• Activity
Nothing but the pictures gets dropped; retype every entry exactly.
↓
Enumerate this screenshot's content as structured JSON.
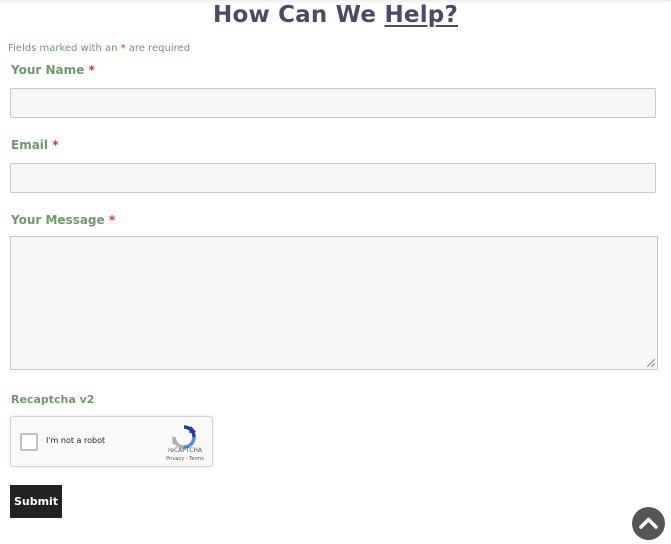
{
  "heading": {
    "text": "How Can We ",
    "link": "Help?"
  },
  "required_note": {
    "prefix": "Fields marked with an ",
    "star": "*",
    "suffix": " are required"
  },
  "form": {
    "name_label": "Your Name",
    "email_label": "Email",
    "message_label": "Your Message",
    "required_star": "*",
    "name_value": "",
    "email_value": "",
    "message_value": ""
  },
  "recaptcha": {
    "label": "Recaptcha v2",
    "checkbox_text": "I'm not a robot",
    "brand": "reCAPTCHA",
    "terms": "Privacy - Terms"
  },
  "submit_label": "Submit",
  "icons": {
    "scroll_top": "chevron-up-icon",
    "captcha_logo": "recaptcha-logo-icon"
  },
  "colors": {
    "heading": "#4a4b6a",
    "label": "#6e9a6a",
    "required": "#e0312f",
    "button": "#222222"
  }
}
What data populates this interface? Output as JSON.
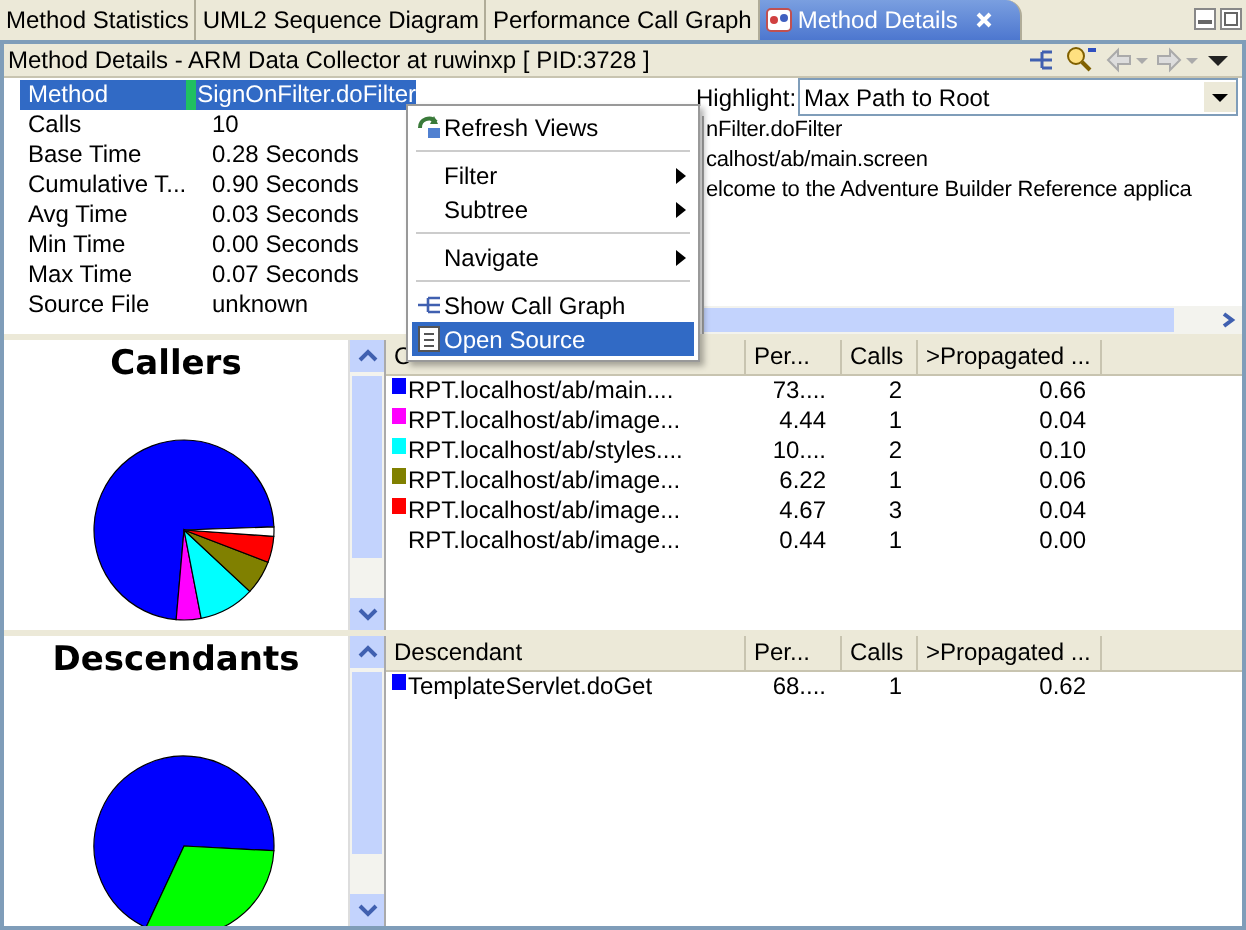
{
  "tabs": [
    {
      "label": "Method Statistics",
      "selected": false,
      "closable": false
    },
    {
      "label": "UML2 Sequence Diagram",
      "selected": false,
      "closable": false
    },
    {
      "label": "Performance Call Graph",
      "selected": false,
      "closable": false
    },
    {
      "label": "Method Details",
      "selected": true,
      "closable": true
    }
  ],
  "view_title": "Method Details - ARM Data Collector at ruwinxp [ PID:3728 ]",
  "properties": [
    {
      "name": "Method",
      "value": "SignOnFilter.doFilter",
      "selected": true
    },
    {
      "name": "Calls",
      "value": "10",
      "selected": false
    },
    {
      "name": "Base Time",
      "value": "0.28 Seconds",
      "selected": false
    },
    {
      "name": "Cumulative T...",
      "value": "0.90 Seconds",
      "selected": false
    },
    {
      "name": "Avg Time",
      "value": "0.03 Seconds",
      "selected": false
    },
    {
      "name": "Min Time",
      "value": "0.00 Seconds",
      "selected": false
    },
    {
      "name": "Max Time",
      "value": "0.07 Seconds",
      "selected": false
    },
    {
      "name": "Source File",
      "value": "unknown",
      "selected": false
    }
  ],
  "highlight": {
    "label": "Highlight:",
    "value": "Max Path to Root"
  },
  "source_lines": [
    "nFilter.doFilter",
    "calhost/ab/main.screen",
    "elcome to the Adventure Builder Reference applica"
  ],
  "context_menu": [
    [
      {
        "label": "Refresh Views",
        "submenu": false,
        "selected": false
      }
    ],
    [
      {
        "label": "Filter",
        "submenu": true,
        "selected": false
      },
      {
        "label": "Subtree",
        "submenu": true,
        "selected": false
      }
    ],
    [
      {
        "label": "Navigate",
        "submenu": true,
        "selected": false
      }
    ],
    [
      {
        "label": "Show Call Graph",
        "submenu": false,
        "selected": false
      },
      {
        "label": "Open Source",
        "submenu": false,
        "selected": true
      }
    ]
  ],
  "sections": [
    {
      "title": "Callers",
      "columns": [
        "C",
        "Per...",
        "Calls",
        ">Propagated ..."
      ],
      "rows": [
        {
          "cells": [
            "RPT.localhost/ab/main....",
            "73....",
            "2",
            "0.66"
          ],
          "color": "#0000ff"
        },
        {
          "cells": [
            "RPT.localhost/ab/image...",
            "4.44",
            "1",
            "0.04"
          ],
          "color": "#ff00ff"
        },
        {
          "cells": [
            "RPT.localhost/ab/styles....",
            "10....",
            "2",
            "0.10"
          ],
          "color": "#00ffff"
        },
        {
          "cells": [
            "RPT.localhost/ab/image...",
            "6.22",
            "1",
            "0.06"
          ],
          "color": "#808000"
        },
        {
          "cells": [
            "RPT.localhost/ab/image...",
            "4.67",
            "3",
            "0.04"
          ],
          "color": "#ff0000"
        },
        {
          "cells": [
            "RPT.localhost/ab/image...",
            "0.44",
            "1",
            "0.00"
          ]
        }
      ]
    },
    {
      "title": "Descendants",
      "columns": [
        "Descendant",
        "Per...",
        "Calls",
        ">Propagated ..."
      ],
      "rows": [
        {
          "cells": [
            "TemplateServlet.doGet",
            "68....",
            "1",
            "0.62"
          ],
          "color": "#0000ff"
        }
      ]
    }
  ]
}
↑
• Task solution
Enumerate this screenshot's content as structured JSON.
{
  "heading": {
    "text": "How Can We ",
    "link": "Help?"
  },
  "required_note": {
    "prefix": "Fields marked with an ",
    "star": "*",
    "suffix": " are required"
  },
  "form": {
    "name_label": "Your Name",
    "email_label": "Email",
    "message_label": "Your Message",
    "required_star": "*",
    "name_value": "",
    "email_value": "",
    "message_value": ""
  },
  "recaptcha": {
    "label": "Recaptcha v2",
    "checkbox_text": "I'm not a robot",
    "brand": "reCAPTCHA",
    "terms": "Privacy - Terms"
  },
  "submit_label": "Submit",
  "icons": {
    "scroll_top": "chevron-up-icon",
    "captcha_logo": "recaptcha-logo-icon"
  },
  "colors": {
    "heading": "#4a4b6a",
    "label": "#6e9a6a",
    "required": "#e0312f",
    "button": "#222222"
  }
}
What data populates this interface? Output as JSON.
{
  "tabs": [
    {
      "label": "Method Statistics",
      "selected": false,
      "closable": false
    },
    {
      "label": "UML2 Sequence Diagram",
      "selected": false,
      "closable": false
    },
    {
      "label": "Performance Call Graph",
      "selected": false,
      "closable": false
    },
    {
      "label": "Method Details",
      "selected": true,
      "closable": true
    }
  ],
  "view_title": "Method Details - ARM Data Collector at ruwinxp [ PID:3728 ]",
  "properties": [
    {
      "name": "Method",
      "value": "SignOnFilter.doFilter",
      "selected": true
    },
    {
      "name": "Calls",
      "value": "10",
      "selected": false
    },
    {
      "name": "Base Time",
      "value": "0.28 Seconds",
      "selected": false
    },
    {
      "name": "Cumulative T...",
      "value": "0.90 Seconds",
      "selected": false
    },
    {
      "name": "Avg Time",
      "value": "0.03 Seconds",
      "selected": false
    },
    {
      "name": "Min Time",
      "value": "0.00 Seconds",
      "selected": false
    },
    {
      "name": "Max Time",
      "value": "0.07 Seconds",
      "selected": false
    },
    {
      "name": "Source File",
      "value": "unknown",
      "selected": false
    }
  ],
  "highlight": {
    "label": "Highlight:",
    "value": "Max Path to Root"
  },
  "source_lines": [
    "nFilter.doFilter",
    "calhost/ab/main.screen",
    "elcome to the Adventure Builder Reference applica"
  ],
  "context_menu": [
    [
      {
        "label": "Refresh Views",
        "submenu": false,
        "selected": false
      }
    ],
    [
      {
        "label": "Filter",
        "submenu": true,
        "selected": false
      },
      {
        "label": "Subtree",
        "submenu": true,
        "selected": false
      }
    ],
    [
      {
        "label": "Navigate",
        "submenu": true,
        "selected": false
      }
    ],
    [
      {
        "label": "Show Call Graph",
        "submenu": false,
        "selected": false
      },
      {
        "label": "Open Source",
        "submenu": false,
        "selected": true
      }
    ]
  ],
  "sections": [
    {
      "title": "Callers",
      "columns": [
        "C",
        "Per...",
        "Calls",
        ">Propagated ..."
      ],
      "rows": [
        {
          "cells": [
            "RPT.localhost/ab/main....",
            "73....",
            "2",
            "0.66"
          ],
          "color": "#0000ff"
        },
        {
          "cells": [
            "RPT.localhost/ab/image...",
            "4.44",
            "1",
            "0.04"
          ],
          "color": "#ff00ff"
        },
        {
          "cells": [
            "RPT.localhost/ab/styles....",
            "10....",
            "2",
            "0.10"
          ],
          "color": "#00ffff"
        },
        {
          "cells": [
            "RPT.localhost/ab/image...",
            "6.22",
            "1",
            "0.06"
          ],
          "color": "#808000"
        },
        {
          "cells": [
            "RPT.localhost/ab/image...",
            "4.67",
            "3",
            "0.04"
          ],
          "color": "#ff0000"
        },
        {
          "cells": [
            "RPT.localhost/ab/image...",
            "0.44",
            "1",
            "0.00"
          ]
        }
      ]
    },
    {
      "title": "Descendants",
      "columns": [
        "Descendant",
        "Per...",
        "Calls",
        ">Propagated ..."
      ],
      "rows": [
        {
          "cells": [
            "TemplateServlet.doGet",
            "68....",
            "1",
            "0.62"
          ],
          "color": "#0000ff"
        }
      ]
    }
  ]
}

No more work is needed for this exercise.